Feisty Texan Is Keynote Speaker
WHEN Dicky Flatt gets to feeling the economic blues about his small printing business, he says it's his old friend Sen. Phil Gramm who, over a cup of coffee at the local diner in Mexia, Texas, "always gives me a lift" with unswerving free-market optimism.
Hoping to graft some of that "lift" onto a campaign desperate to find ideological rapport with recession-weary Americans, George Bush has drafted the Texas Republican for tonight's prime-time GOP convention keynote speech.
In his down-home drawl, the Senator Gramm will whittle his PhD knowledge of economics into a populist vision of the American dream of private ownership, hard work, and profit that could be realized - if it weren't for the tax-and-spend Democrats foiling the president's best-laid social and economic plans.
The senator also will lavish praise on President Bush as the cold warrior who won - a victory Gramm thinks is undervalued by Americans.
Working over a typewritten sheaf of his speech in his Capitol Hill office last week, Gramm said he plans to sum up the president's strengths and weaknesses this way: "I'm going to talk about the fact that the Constitution makes the president the commander in chief of the Army but not the commander in chief of the Congress."
But viewers can also expect the Georgia-born Texas senator to tug on the heart strings with some Southern story-telling: about growing up poor with his "Mawma," about his Korean-American wife's immigrant grandfather, and about Dicky Flatt, his favorite symbol of the battered American taxpayer.
The need to cement good feelings among average American voters is as important to the GOP now as is the need to patch up relations with its conservative wing, which has lost faith in Bush for what it considers a lack of political principle, symbolized most by his broken no-new-taxes promise.
"Gramm is an aggressive point-person for the conservative wing and his role as the keynote [speaker] is twofold: to reassure conservatives George Bush deserves their support and to trash the Democrats on their tax-and-spend economics," says Richard Murray, a University of Houston political science professor and Houston Chronicle pollster.
Meanwhile, for Gramm's dogged loyalty to Bush - even after the president's decision to raise taxes - the GOP has handed the senator what is widely viewed as his first national exposure in his own potential bid for the presidency in 1996.
Gramm is coy about his presidential plans.
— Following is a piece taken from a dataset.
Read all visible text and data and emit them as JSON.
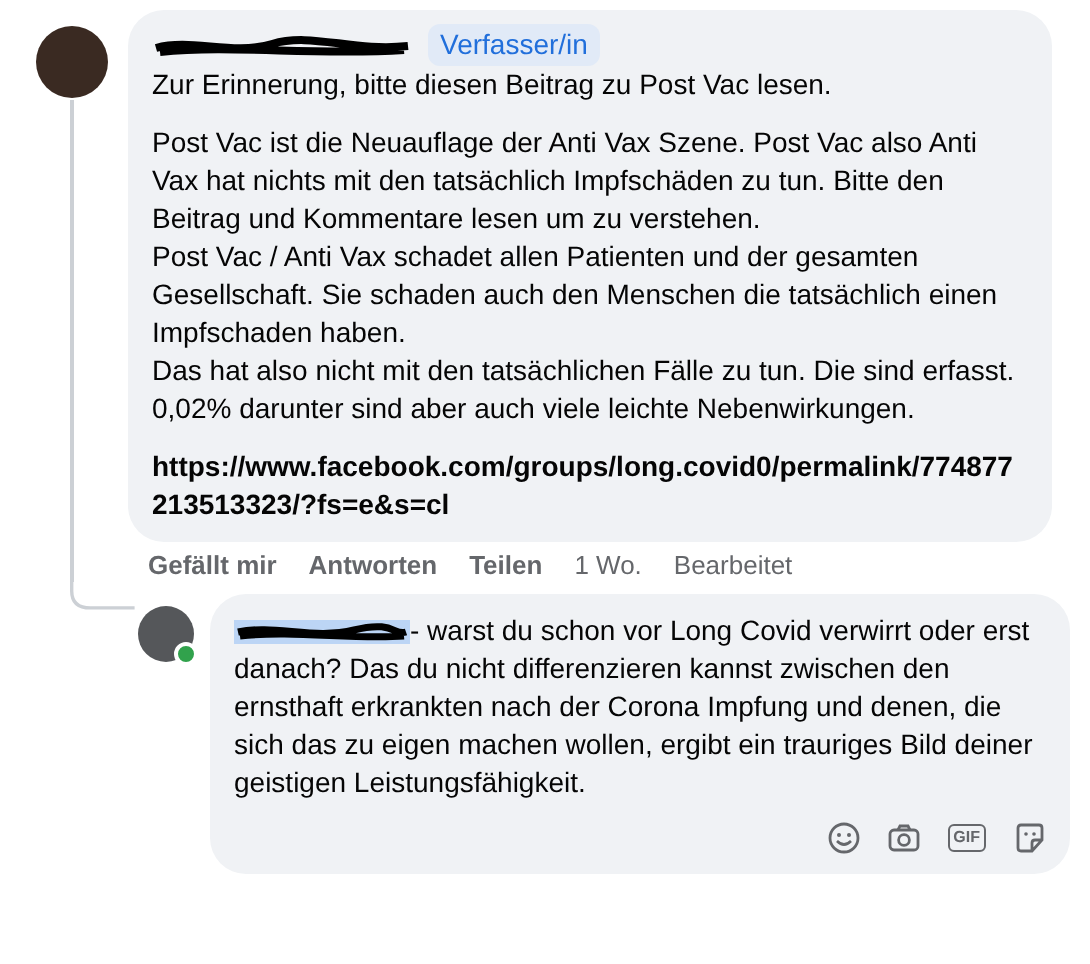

But friends and enemies alike often repeat the joke about Gramm's equally large ego and ambition: that the most dangerous place to be in Washington is between a television camera and Phil Gramm.
The former Texas A&M economics professor has built his career on a single-minded devotion to fiscal conservatism more than party loyalty.
"I don't believe the things I do are because I'm a Republican. I'm a Republican because of the things I believe," he says. And the talk of GOP divisions irritates him. "I believe Republicans are still fundamentally united under the things that made us Republicans to begin."
For Gramm that means carrying the torch for a balanced budget - low taxes balanced by minimal social program spending.
Elected as a Democrat to the United States House of Representatives 1978, he became a leader of the Southern "Boll Weevil" Democrats who supported President Reagan's 1981 legislation that cut taxes and social spending while spending more on defense.
Reviled by Democratic leadership, who considered him a spy for the Republicans, Gramm became a Republican in 1983. He resigned from his House seat mid-term to run for reelection as a Republican, allowing his constituents to validate the switch. They did, and in 1984 elected him to the Senate.
"What speaks a lot more to his principle than his party change was when he turned a lot of big oil guys against him when oil prices fell," says Tom Saving, a Texas A&M economics professor and longtime Gramm friend. "He's very true to his philosophy, and when they wanted oil import fees, [Gramm] said, `you don't want government interference when oil prices are high and you shouldn't want it when prices are low.' "
Mr. Saving describes Gramm as intensely competitive, setting out to excel at whatever he does - whether by hiring a Navy Seal to train him to scuba dive instead of taking a regular course, or by overcoming a poor education to reach influential heights.
Gramm, whose mother was a practical nurse and whose career Army sergeant father died when he was 14, flunked 3rd, 7th, and 9th grades before he was packed off for discipline to a military academy. Consequently Gramm was a very poor reader, Saving recalls. Also, Gramm's University of Georgia PhD was not considered rigorous enough for him to be a professor at Texas A&M.
But Gramm sat in on all the graduate economics courses, essentially redoing his PhD work to become a full professor at the early age of 33, in the process getting evangelized by free-market economics, says Saving.
After reading the "brilliant" dissertation of one applicant for a teaching position at Texas A&M, and sitting in on her job interview, Gramm resolved to marry her. Within two months of her hire, the two economists were married. Today his wife, Wendy Gramm, chairs the Commodity Futures Trading Commission.